**Description of the task**
If a line of the records holds the word "Default", copy it out.

**Data excerpts**
- Opening Delimiter -

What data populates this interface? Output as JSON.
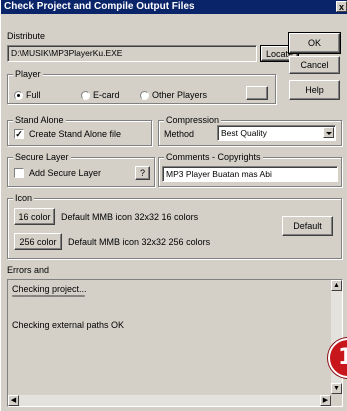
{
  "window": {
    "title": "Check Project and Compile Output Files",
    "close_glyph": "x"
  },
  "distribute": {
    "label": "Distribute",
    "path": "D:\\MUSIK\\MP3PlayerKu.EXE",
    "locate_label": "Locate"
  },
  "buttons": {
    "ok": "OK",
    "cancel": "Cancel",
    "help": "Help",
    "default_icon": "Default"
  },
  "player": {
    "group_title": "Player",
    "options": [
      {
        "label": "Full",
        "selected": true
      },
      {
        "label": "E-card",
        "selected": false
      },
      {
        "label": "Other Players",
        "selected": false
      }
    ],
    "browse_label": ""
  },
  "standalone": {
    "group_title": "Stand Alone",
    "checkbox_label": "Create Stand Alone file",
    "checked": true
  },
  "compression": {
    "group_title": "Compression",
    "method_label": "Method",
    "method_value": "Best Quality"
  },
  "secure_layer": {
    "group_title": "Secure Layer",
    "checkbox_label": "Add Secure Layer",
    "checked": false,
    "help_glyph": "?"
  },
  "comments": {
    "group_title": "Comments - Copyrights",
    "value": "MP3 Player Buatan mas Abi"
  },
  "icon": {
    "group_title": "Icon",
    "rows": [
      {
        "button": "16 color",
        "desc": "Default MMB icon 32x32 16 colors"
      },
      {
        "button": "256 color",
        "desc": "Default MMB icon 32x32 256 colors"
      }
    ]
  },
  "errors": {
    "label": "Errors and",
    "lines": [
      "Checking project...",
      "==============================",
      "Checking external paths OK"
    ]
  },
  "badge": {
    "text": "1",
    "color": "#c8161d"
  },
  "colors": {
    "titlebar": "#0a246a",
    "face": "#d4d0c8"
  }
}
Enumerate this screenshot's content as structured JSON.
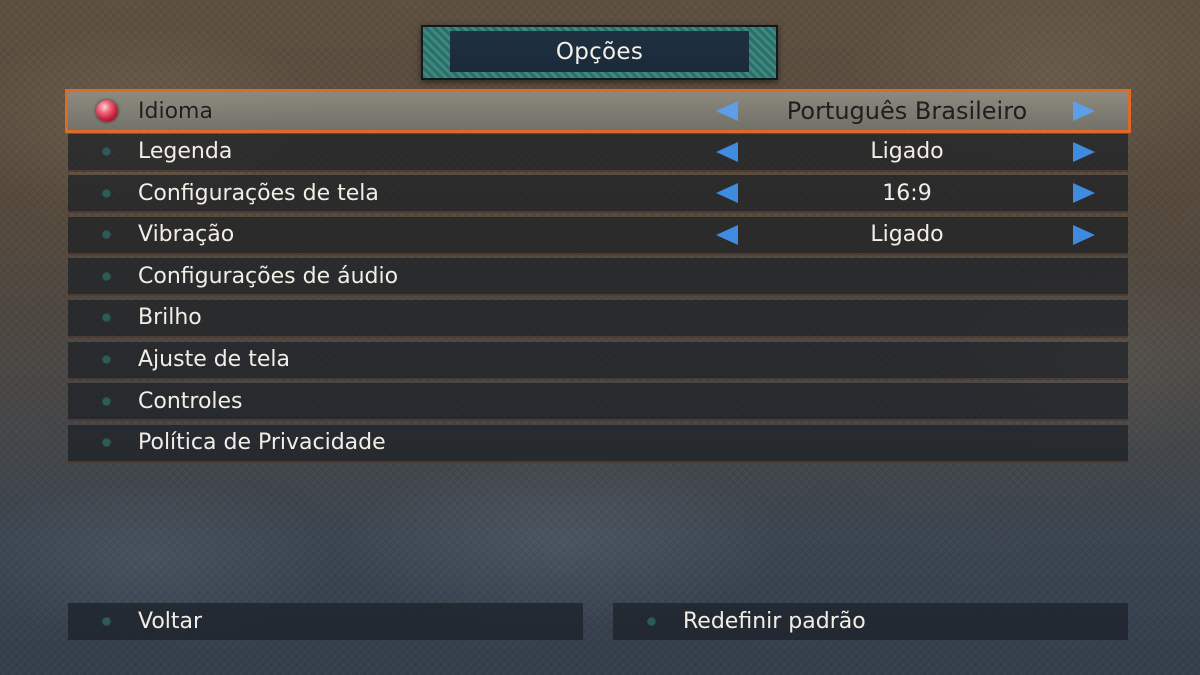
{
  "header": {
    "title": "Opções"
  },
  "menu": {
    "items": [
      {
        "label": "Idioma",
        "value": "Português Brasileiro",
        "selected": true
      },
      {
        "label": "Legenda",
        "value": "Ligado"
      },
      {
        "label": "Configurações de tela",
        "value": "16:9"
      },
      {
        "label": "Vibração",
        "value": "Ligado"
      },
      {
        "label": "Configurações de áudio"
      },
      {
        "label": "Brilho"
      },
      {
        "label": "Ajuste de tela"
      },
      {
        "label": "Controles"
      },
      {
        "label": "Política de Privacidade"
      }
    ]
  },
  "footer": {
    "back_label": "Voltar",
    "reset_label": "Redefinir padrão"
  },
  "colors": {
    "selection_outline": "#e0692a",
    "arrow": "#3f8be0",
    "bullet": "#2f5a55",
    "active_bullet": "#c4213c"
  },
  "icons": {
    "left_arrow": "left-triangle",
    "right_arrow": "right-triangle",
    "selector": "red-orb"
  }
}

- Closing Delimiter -

**Your response**
    "default_icon": "Default"
        "desc": "Default MMB icon 32x32 16 colors"
        "desc": "Default MMB icon 32x32 256 colors"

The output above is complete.